> _ACTIVITY_
For the records below, work out the number of lines holding "heading" and reply with only that.
*** DATASET EXTRACT Section Begins ***
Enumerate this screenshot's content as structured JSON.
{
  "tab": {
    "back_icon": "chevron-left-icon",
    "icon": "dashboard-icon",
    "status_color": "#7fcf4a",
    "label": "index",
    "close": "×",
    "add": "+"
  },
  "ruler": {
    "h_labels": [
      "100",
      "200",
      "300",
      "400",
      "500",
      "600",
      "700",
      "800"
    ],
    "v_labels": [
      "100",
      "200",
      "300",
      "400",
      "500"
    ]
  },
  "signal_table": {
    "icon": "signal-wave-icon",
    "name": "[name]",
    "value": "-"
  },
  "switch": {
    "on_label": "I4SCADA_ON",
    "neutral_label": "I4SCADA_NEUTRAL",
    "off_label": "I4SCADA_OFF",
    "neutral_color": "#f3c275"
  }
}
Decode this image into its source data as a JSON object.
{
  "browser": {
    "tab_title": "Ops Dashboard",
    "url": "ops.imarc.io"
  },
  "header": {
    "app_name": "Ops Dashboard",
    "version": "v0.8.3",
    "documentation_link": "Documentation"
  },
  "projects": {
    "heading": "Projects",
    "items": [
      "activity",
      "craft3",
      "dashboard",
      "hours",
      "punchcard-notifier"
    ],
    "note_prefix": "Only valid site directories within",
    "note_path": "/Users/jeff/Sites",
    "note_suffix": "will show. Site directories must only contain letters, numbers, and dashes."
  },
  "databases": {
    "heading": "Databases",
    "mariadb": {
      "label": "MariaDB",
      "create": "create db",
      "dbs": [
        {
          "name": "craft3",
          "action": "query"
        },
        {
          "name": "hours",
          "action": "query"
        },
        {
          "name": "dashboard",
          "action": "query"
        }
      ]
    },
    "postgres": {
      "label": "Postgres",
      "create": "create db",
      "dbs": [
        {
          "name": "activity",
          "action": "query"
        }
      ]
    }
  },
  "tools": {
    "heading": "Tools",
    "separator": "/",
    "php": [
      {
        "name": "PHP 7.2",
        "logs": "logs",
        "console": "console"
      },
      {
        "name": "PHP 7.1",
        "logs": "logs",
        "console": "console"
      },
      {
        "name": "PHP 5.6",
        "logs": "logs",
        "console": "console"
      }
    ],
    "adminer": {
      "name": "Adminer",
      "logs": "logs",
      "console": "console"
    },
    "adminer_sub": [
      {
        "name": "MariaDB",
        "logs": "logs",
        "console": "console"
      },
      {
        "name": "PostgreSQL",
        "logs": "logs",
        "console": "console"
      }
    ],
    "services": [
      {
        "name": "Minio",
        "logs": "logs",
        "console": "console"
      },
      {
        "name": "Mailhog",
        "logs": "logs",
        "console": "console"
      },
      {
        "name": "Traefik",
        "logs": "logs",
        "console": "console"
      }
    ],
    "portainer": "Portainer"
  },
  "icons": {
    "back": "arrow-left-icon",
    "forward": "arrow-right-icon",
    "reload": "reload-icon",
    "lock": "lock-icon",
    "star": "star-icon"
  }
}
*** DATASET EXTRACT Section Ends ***
> _OUTPUT OF THE TASK_
3